Maggie Gallagher, a co-founder of the National Organization for Marriage (NOM), has come to the defense of providers of “ex-gay” therapy.

In an op-ed published in the National Review, Gallagher praised lawyer Chuck Limandri as “brave” for defending JONAH, a New Jersey-based Jewish “ex-gay” group, in a lawsuit filed by the Southern Poverty Law Center (SPLC).

“Chuck Limandri, my old friend from the Carrie Prejean, Prop 8 fights, is a heckuva a lawyer and one brave man,” Gallagher wrote. “He's taking on the Southern Poverty Law Center's massive legal machine to defend the right of Jewish gay people to seek help.”

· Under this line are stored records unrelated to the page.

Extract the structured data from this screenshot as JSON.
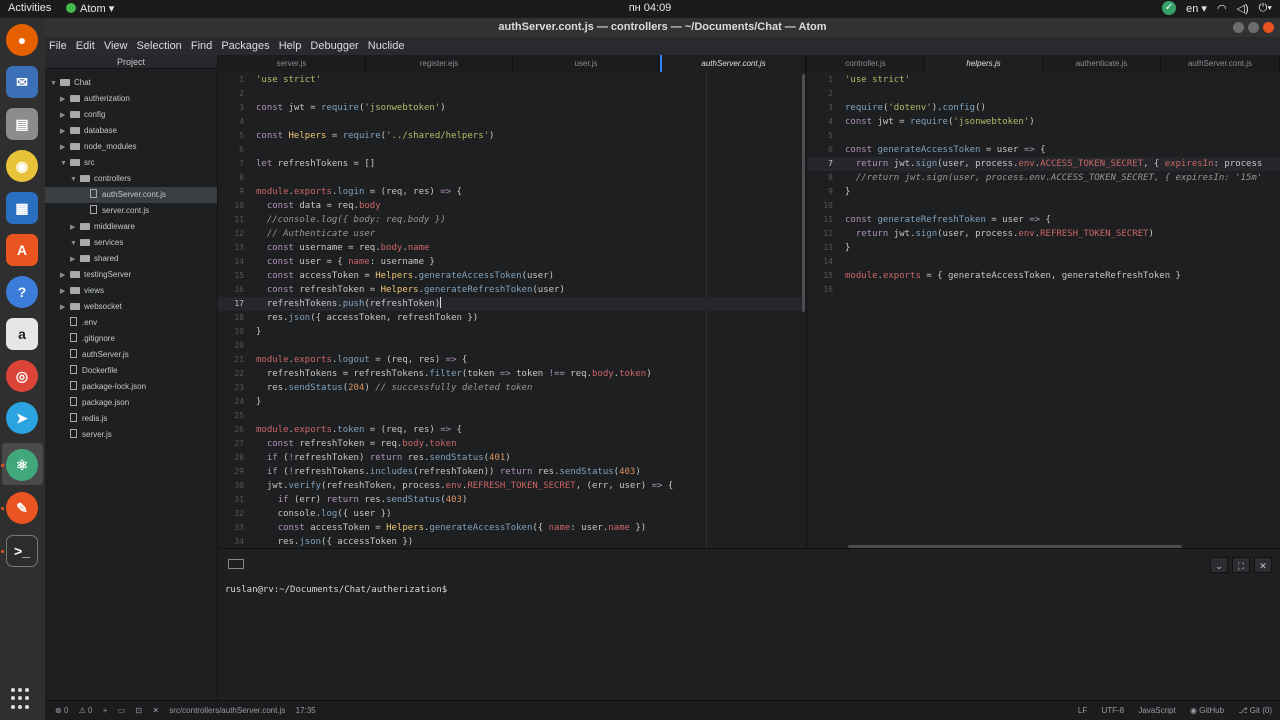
{
  "system": {
    "activities": "Activities",
    "app_name": "Atom",
    "clock": "пн 04:09",
    "lang": "en"
  },
  "window": {
    "title": "authServer.cont.js — controllers — ~/Documents/Chat — Atom"
  },
  "menu": [
    "File",
    "Edit",
    "View",
    "Selection",
    "Find",
    "Packages",
    "Help",
    "Debugger",
    "Nuclide"
  ],
  "tree": {
    "header": "Project",
    "items": [
      {
        "label": "Chat",
        "type": "folder",
        "open": true,
        "depth": 0
      },
      {
        "label": "autherization",
        "type": "folder",
        "open": false,
        "depth": 1
      },
      {
        "label": "config",
        "type": "folder",
        "open": false,
        "depth": 1
      },
      {
        "label": "database",
        "type": "folder",
        "open": false,
        "depth": 1
      },
      {
        "label": "node_modules",
        "type": "folder",
        "open": false,
        "depth": 1
      },
      {
        "label": "src",
        "type": "folder",
        "open": true,
        "depth": 1
      },
      {
        "label": "controllers",
        "type": "folder",
        "open": true,
        "depth": 2
      },
      {
        "label": "authServer.cont.js",
        "type": "file",
        "depth": 3,
        "selected": true
      },
      {
        "label": "server.cont.js",
        "type": "file",
        "depth": 3
      },
      {
        "label": "middleware",
        "type": "folder",
        "open": false,
        "depth": 2
      },
      {
        "label": "services",
        "type": "folder",
        "open": true,
        "depth": 2
      },
      {
        "label": "shared",
        "type": "folder",
        "open": false,
        "depth": 2
      },
      {
        "label": "testingServer",
        "type": "folder",
        "open": false,
        "depth": 1
      },
      {
        "label": "views",
        "type": "folder",
        "open": false,
        "depth": 1
      },
      {
        "label": "websocket",
        "type": "folder",
        "open": false,
        "depth": 1
      },
      {
        "label": ".env",
        "type": "file",
        "depth": 1
      },
      {
        "label": ".gitignore",
        "type": "file",
        "depth": 1
      },
      {
        "label": "authServer.js",
        "type": "file",
        "depth": 1
      },
      {
        "label": "Dockerfile",
        "type": "file",
        "depth": 1
      },
      {
        "label": "package-lock.json",
        "type": "file",
        "depth": 1
      },
      {
        "label": "package.json",
        "type": "file",
        "depth": 1
      },
      {
        "label": "redis.js",
        "type": "file",
        "depth": 1
      },
      {
        "label": "server.js",
        "type": "file",
        "depth": 1
      }
    ]
  },
  "left_tabs": [
    "server.js",
    "register.ejs",
    "user.js",
    "authServer.cont.js"
  ],
  "right_tabs": [
    "controller.js",
    "helpers.js",
    "authenticate.js",
    "authServer.cont.js"
  ],
  "left_code": [
    "<span class='s'>'use strict'</span>",
    "",
    "<span class='k'>const</span> jwt = <span class='f'>require</span>(<span class='s'>'jsonwebtoken'</span>)",
    "",
    "<span class='k'>const</span> <span class='cl'>Helpers</span> = <span class='f'>require</span>(<span class='s'>'../shared/helpers'</span>)",
    "",
    "<span class='k'>let</span> refreshTokens = []",
    "",
    "<span class='v'>module</span>.<span class='v'>exports</span>.<span class='f'>login</span> = (req, res) <span class='k'>=&gt;</span> {",
    "  <span class='k'>const</span> data = req.<span class='v'>body</span>",
    "  <span class='c'>//console.log({ body: req.body })</span>",
    "  <span class='c'>// Authenticate user</span>",
    "  <span class='k'>const</span> username = req.<span class='v'>body</span>.<span class='v'>name</span>",
    "  <span class='k'>const</span> user = { <span class='v'>name</span>: username }",
    "  <span class='k'>const</span> accessToken = <span class='cl'>Helpers</span>.<span class='f'>generateAccessToken</span>(user)",
    "  <span class='k'>const</span> refreshToken = <span class='cl'>Helpers</span>.<span class='f'>generateRefreshToken</span>(user)",
    "  refreshTokens.<span class='f'>push</span>(refreshToken)",
    "  res.<span class='f'>json</span>({ accessToken, refreshToken })",
    "}",
    "",
    "<span class='v'>module</span>.<span class='v'>exports</span>.<span class='f'>logout</span> = (req, res) <span class='k'>=&gt;</span> {",
    "  refreshTokens = refreshTokens.<span class='f'>filter</span>(token <span class='k'>=&gt;</span> token <span class='k'>!==</span> req.<span class='v'>body</span>.<span class='v'>token</span>)",
    "  res.<span class='f'>sendStatus</span>(<span class='n'>204</span>) <span class='c'>// successfully deleted token</span>",
    "}",
    "",
    "<span class='v'>module</span>.<span class='v'>exports</span>.<span class='f'>token</span> = (req, res) <span class='k'>=&gt;</span> {",
    "  <span class='k'>const</span> refreshToken = req.<span class='v'>body</span>.<span class='v'>token</span>",
    "  <span class='k'>if</span> (<span class='k'>!</span>refreshToken) <span class='k'>return</span> res.<span class='f'>sendStatus</span>(<span class='n'>401</span>)",
    "  <span class='k'>if</span> (<span class='k'>!</span>refreshTokens.<span class='f'>includes</span>(refreshToken)) <span class='k'>return</span> res.<span class='f'>sendStatus</span>(<span class='n'>403</span>)",
    "  jwt.<span class='f'>verify</span>(refreshToken, process.<span class='v'>env</span>.<span class='v'>REFRESH_TOKEN_SECRET</span>, (err, user) <span class='k'>=&gt;</span> {",
    "    <span class='k'>if</span> (err) <span class='k'>return</span> res.<span class='f'>sendStatus</span>(<span class='n'>403</span>)",
    "    console.<span class='f'>log</span>({ user })",
    "    <span class='k'>const</span> accessToken = <span class='cl'>Helpers</span>.<span class='f'>generateAccessToken</span>({ <span class='v'>name</span>: user.<span class='v'>name</span> })",
    "    res.<span class='f'>json</span>({ accessToken })"
  ],
  "right_code": [
    "<span class='s'>'use strict'</span>",
    "",
    "<span class='f'>require</span>(<span class='s'>'dotenv'</span>).<span class='f'>config</span>()",
    "<span class='k'>const</span> jwt = <span class='f'>require</span>(<span class='s'>'jsonwebtoken'</span>)",
    "",
    "<span class='k'>const</span> <span class='f'>generateAccessToken</span> = user <span class='k'>=&gt;</span> {",
    "  <span class='k'>return</span> jwt.<span class='f'>sign</span>(user, process.<span class='v'>env</span>.<span class='v'>ACCESS_TOKEN_SECRET</span>, { <span class='v'>expiresIn</span>: process",
    "  <span class='c'>//return jwt.sign(user, process.env.ACCESS_TOKEN_SECRET, { expiresIn: '15m'</span>",
    "}",
    "",
    "<span class='k'>const</span> <span class='f'>generateRefreshToken</span> = user <span class='k'>=&gt;</span> {",
    "  <span class='k'>return</span> jwt.<span class='f'>sign</span>(user, process.<span class='v'>env</span>.<span class='v'>REFRESH_TOKEN_SECRET</span>)",
    "}",
    "",
    "<span class='v'>module</span>.<span class='v'>exports</span> = { generateAccessToken, generateRefreshToken }",
    ""
  ],
  "left_cursor_line": 17,
  "right_cursor_line": 7,
  "terminal": {
    "prompt": "ruslan@rv:~/Documents/Chat/autherization$"
  },
  "status": {
    "errors": "0",
    "warnings": "0",
    "path": "src/controllers/authServer.cont.js",
    "cursor": "17:35",
    "eol": "LF",
    "encoding": "UTF-8",
    "grammar": "JavaScript",
    "github": "GitHub",
    "git": "Git (0)"
  }
}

“SPLC is using consumer-fraud laws to try to bankrupt these small nonprofits and if it wins this case has announced plans to take it nationwide against 70 groups offering some form of sexual-orientation-change efforts. They must not want publicity because this landmark case is flying under all media radar screens.”

The SPLC announced its first-of-its-kind lawsuit with several press releases and plaintiffs in the lawsuit made television appearances discussing the details in the case.

(Related: Chaim Levin on undergoing “ex-gay” therapy: It wasn't kosher.)

Gallagher waded in on the issue as the “ex-gay” movement faces increasing turmoil. In addition to the case against JONAH, the SPLC has filed a complaint against an Oregon therapist alleging that he attempted to turn a young gay man in his care straight without his consent. Also, the implosion of Exodus International, which billed itself as the world's oldest and largest “ex-gay” ministry, led the Family Research Council (FRC) to form two new “ex-gay” groups, Voice of the Voiceless and Justice for All, which in turn announced – then canceled – Ex-Gay Pride Month.